In the Twitter Revolution of Arab Spring, Egyptian youth coordinated protests and demonstrations online, voicing support for ending the regime of Hosni Mubarak through social media. In David Wolman's "Facebook, Twitter Help the Arab Spring Blossom" in Wired, he wrote, "Social networks don't overthrow governments--people do, courageous people who, despite the risk of retribution or even death, take to the streets because they have had enough. Yet dismissing technology's role in the Arab Spring is equally erroneous. The speed of communication through digital channels gives activists unprecedented agility during street operations. Online, they can organize, debate, plan, and broadcast at a level of coordination that was unavailable, indeed unimaginable, in the past."
As long as gun laws remain the same in the United States, statistics warrant that we are likely to continue to see more mass shootings, as evidenced by James Holmes killing of 12 people in the movie theater shooting in Aurora, Colorado in the summer of 2012 and the Sandy Hook Elementary School tragedy in Connecticut later that same year. Mother Jones reported in "A Guide to Mass Shootings in America" that of the at least 71 mass shootings in the past three decades, most of the killers obtained their guns legally. Since Australia established strict gun laws in response to a mass shooting in 1996, they haven't had any mass shootings.
Gun control in the U.S. teaches us that as long as nothing changes, we are at risk. So where exactly do the Twitter Revolution of Arab Spring and gun control and increased campus awareness in higher education meet? The Twitter Revolution teaches us that online communication and dialogue are rising to further prominence around the world in the digital age and can be an excellent tool in times of uncertainty and unrest. Meeting students on their digital ease and comfort level through social media listening and engagement is imperative.
In "3 Reasons Social Media is Right for Community Colleges," Uversity reports, "According to research from Dartmouth's Center for Marketing Research, social media has moved beyond the experimentation stage in higher education and is now being used at almost 100% of institutions to engage students." WooVue advises in "10 Ways to Increase your Safety on Campus": "Social media is another avenue...While text is a good communication tool, it's possible that you may not have an updated list of student phone numbers. With social media, you can keep everyone updated on the situation at hand, including students, staff, parents, alumni and the community at large...listen to the conversations students are having on or around your campus on various social media sites...It's very possible that you may be able to spot violent or strange behavior before anything comes of it."
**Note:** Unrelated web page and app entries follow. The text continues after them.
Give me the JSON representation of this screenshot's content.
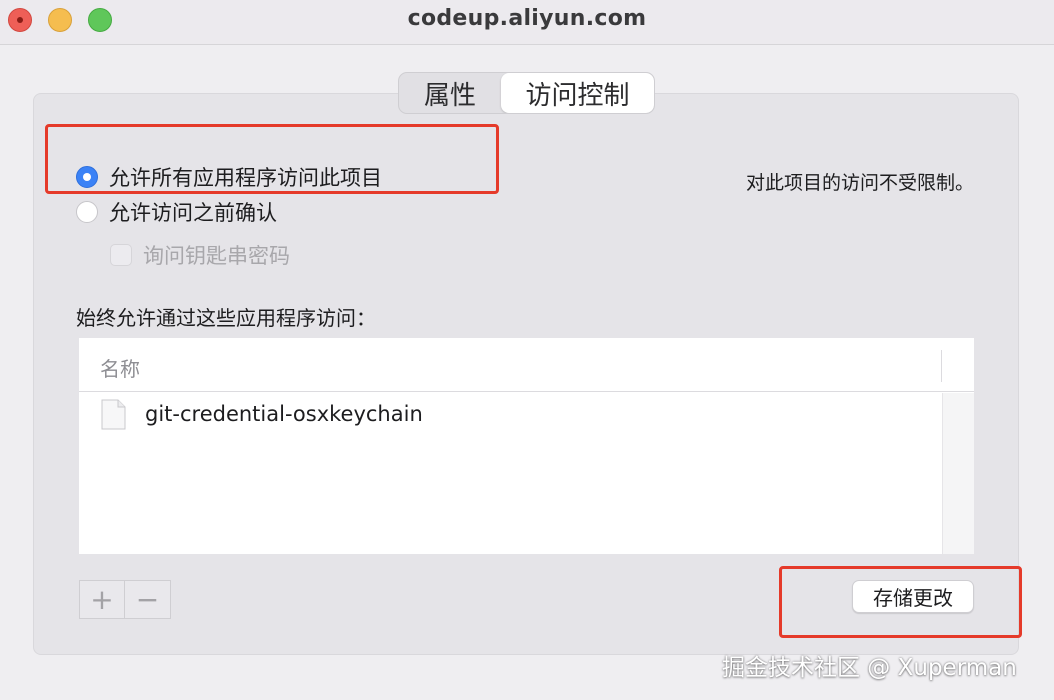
{
  "window": {
    "title": "codeup.aliyun.com"
  },
  "tabs": [
    {
      "label": "属性",
      "selected": false
    },
    {
      "label": "访问控制",
      "selected": true
    }
  ],
  "access": {
    "option_allow_all": "允许所有应用程序访问此项目",
    "option_confirm": "允许访问之前确认",
    "checkbox_ask_password": "询问钥匙串密码",
    "note": "对此项目的访问不受限制。",
    "selected_option": "option_allow_all"
  },
  "apps": {
    "section_label": "始终允许通过这些应用程序访问：",
    "column_header": "名称",
    "rows": [
      {
        "name": "git-credential-osxkeychain",
        "icon": "document-icon"
      }
    ]
  },
  "buttons": {
    "add": "+",
    "remove": "−",
    "save": "存储更改"
  },
  "watermark": "掘金技术社区 @ Xuperman",
  "colors": {
    "accent": "#3b82f6",
    "annotation": "#e53a2a",
    "close": "#ee5f57",
    "minimize": "#f5bd4f",
    "maximize": "#5fc75a"
  }
}
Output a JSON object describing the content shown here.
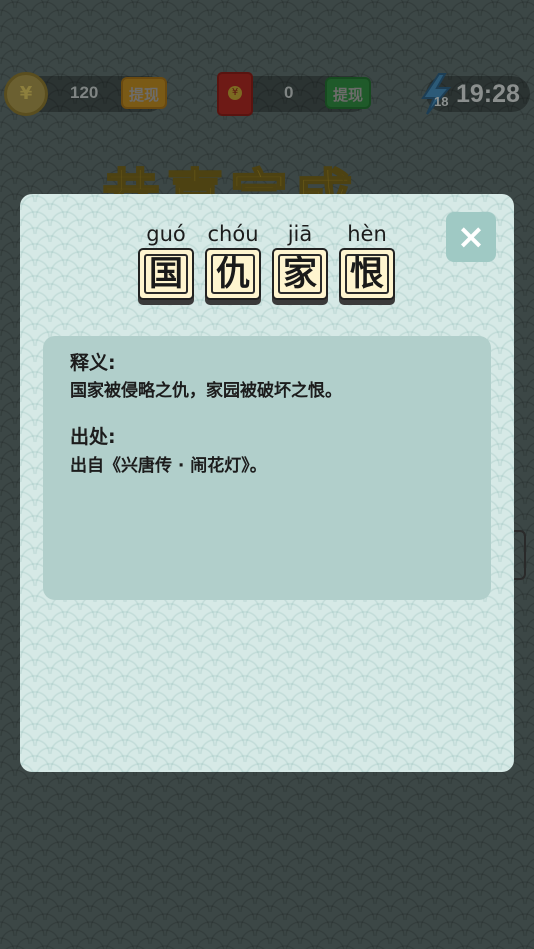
{
  "top_bar": {
    "coin_symbol": "¥",
    "coin_value": "120",
    "coin_withdraw_label": "提现",
    "redpacket_value": "0",
    "redpacket_withdraw_label": "提现",
    "energy_count": "18",
    "timer": "19:28"
  },
  "background": {
    "title": "恭喜完成"
  },
  "modal": {
    "idiom": [
      {
        "pinyin": "guó",
        "char": "国"
      },
      {
        "pinyin": "chóu",
        "char": "仇"
      },
      {
        "pinyin": "jiā",
        "char": "家"
      },
      {
        "pinyin": "hèn",
        "char": "恨"
      }
    ],
    "close_icon": "×",
    "meaning_heading": "释义:",
    "meaning_text": "国家被侵略之仇，家园被破坏之恨。",
    "source_heading": "出处:",
    "source_text": "出自《兴唐传 · 闹花灯》。"
  },
  "colors": {
    "modal_bg": "#d6e9e6",
    "info_box": "#b1cfcb",
    "tile_bg": "#fff5cf",
    "close_btn": "#9fc9c4"
  }
}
Social media isn't going away. It's time to use it to reach more people and encourage dialogue. Universities and colleges, with their high concentration of young adults, can blaze the trail.